[Opening Data section section]

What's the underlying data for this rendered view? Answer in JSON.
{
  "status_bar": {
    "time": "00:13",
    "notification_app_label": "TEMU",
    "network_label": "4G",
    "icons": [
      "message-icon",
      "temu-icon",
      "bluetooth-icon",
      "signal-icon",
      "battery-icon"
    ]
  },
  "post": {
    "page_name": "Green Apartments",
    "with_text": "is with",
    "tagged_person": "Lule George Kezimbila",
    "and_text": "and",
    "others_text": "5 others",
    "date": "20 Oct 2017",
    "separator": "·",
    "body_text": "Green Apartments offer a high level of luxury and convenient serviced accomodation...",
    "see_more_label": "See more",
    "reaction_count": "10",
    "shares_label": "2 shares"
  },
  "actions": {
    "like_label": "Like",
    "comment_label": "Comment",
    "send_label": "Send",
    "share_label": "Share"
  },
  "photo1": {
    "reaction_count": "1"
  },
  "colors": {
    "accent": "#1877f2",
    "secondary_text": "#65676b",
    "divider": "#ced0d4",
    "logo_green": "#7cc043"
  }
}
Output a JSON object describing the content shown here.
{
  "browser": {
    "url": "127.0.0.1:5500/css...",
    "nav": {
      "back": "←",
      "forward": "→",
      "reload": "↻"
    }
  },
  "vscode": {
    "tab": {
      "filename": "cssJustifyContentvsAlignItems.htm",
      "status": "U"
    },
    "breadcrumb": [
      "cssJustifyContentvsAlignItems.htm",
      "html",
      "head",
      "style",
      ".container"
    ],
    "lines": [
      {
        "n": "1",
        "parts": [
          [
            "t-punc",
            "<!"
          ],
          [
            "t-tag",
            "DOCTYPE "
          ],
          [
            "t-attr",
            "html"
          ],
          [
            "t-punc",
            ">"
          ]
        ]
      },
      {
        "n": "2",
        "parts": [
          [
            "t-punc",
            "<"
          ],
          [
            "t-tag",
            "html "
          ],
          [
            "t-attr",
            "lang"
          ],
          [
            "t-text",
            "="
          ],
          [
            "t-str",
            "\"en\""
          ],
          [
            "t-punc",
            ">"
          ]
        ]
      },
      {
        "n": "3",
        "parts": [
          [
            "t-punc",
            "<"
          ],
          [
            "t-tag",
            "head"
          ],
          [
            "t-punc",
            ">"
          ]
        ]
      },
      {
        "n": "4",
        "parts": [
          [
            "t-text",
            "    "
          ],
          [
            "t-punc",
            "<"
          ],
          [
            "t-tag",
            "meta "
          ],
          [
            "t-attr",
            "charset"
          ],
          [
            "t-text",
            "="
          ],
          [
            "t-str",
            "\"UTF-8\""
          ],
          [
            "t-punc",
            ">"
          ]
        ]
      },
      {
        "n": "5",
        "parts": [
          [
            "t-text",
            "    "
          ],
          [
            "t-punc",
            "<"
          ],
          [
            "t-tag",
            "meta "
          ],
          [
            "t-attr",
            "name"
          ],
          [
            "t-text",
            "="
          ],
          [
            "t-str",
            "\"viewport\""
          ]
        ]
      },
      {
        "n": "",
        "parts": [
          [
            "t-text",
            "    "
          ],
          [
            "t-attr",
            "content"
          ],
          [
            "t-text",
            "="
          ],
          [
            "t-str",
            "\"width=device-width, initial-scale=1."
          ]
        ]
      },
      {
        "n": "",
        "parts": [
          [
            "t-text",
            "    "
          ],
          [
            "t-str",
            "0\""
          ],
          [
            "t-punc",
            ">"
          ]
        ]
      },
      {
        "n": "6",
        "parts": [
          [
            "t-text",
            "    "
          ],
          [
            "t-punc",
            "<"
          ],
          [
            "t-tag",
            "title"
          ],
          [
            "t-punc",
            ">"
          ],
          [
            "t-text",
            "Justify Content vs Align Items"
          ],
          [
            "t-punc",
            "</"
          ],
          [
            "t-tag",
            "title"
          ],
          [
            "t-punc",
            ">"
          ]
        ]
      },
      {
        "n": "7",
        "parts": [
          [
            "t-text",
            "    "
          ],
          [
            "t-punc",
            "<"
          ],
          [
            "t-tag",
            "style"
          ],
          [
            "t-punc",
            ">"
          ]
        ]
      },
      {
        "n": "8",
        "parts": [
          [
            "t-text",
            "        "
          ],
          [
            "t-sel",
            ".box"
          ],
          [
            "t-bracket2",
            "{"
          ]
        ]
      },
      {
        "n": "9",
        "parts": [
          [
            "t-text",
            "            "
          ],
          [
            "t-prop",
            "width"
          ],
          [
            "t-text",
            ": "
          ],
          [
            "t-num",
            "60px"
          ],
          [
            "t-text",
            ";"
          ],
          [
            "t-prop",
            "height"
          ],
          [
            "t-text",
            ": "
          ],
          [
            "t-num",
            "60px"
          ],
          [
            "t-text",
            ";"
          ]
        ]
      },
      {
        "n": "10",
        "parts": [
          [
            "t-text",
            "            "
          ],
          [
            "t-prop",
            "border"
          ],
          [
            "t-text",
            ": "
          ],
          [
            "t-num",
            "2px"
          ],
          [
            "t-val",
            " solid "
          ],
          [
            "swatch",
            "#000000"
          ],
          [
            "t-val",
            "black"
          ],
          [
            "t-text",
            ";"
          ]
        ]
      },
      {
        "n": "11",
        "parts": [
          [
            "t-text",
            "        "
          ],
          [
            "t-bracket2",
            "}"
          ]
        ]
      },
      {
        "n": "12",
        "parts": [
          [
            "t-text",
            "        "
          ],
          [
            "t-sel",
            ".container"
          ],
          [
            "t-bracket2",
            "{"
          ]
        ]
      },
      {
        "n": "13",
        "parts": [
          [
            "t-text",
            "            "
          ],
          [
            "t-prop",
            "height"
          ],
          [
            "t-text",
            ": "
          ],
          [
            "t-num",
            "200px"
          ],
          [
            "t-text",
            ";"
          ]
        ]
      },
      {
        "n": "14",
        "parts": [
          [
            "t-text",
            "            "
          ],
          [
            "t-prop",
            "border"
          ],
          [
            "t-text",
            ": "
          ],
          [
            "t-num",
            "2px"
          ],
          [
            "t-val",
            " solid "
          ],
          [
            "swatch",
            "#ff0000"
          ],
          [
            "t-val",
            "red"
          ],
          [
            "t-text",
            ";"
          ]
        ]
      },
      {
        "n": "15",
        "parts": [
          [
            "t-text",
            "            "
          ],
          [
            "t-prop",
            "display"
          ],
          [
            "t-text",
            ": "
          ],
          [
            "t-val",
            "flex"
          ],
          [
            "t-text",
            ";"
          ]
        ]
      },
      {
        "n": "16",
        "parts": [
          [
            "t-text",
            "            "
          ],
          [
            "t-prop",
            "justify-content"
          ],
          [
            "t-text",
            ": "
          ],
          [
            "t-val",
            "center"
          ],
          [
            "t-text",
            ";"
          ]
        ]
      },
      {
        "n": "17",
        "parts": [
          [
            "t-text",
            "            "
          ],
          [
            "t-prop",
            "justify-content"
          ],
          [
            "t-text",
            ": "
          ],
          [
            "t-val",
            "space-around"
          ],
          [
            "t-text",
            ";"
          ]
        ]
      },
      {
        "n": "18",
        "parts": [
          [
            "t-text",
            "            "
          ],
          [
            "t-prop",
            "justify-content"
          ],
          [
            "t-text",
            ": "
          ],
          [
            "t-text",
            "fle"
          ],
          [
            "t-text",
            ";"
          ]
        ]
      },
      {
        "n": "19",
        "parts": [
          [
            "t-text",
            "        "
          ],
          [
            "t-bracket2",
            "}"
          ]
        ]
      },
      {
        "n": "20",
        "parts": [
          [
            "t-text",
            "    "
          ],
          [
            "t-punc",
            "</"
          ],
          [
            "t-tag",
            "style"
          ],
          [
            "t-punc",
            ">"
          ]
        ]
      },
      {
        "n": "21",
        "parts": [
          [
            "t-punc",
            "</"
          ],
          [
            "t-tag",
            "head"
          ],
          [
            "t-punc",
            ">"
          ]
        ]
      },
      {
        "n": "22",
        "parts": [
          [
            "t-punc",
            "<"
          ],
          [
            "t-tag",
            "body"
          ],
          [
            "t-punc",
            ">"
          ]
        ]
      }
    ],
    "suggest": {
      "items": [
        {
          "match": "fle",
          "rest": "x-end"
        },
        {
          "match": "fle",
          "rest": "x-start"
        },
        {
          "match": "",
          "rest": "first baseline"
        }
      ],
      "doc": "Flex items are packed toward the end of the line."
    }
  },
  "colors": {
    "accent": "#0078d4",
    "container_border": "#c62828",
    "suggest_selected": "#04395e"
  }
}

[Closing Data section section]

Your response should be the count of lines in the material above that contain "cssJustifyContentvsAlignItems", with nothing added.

Your solution:
2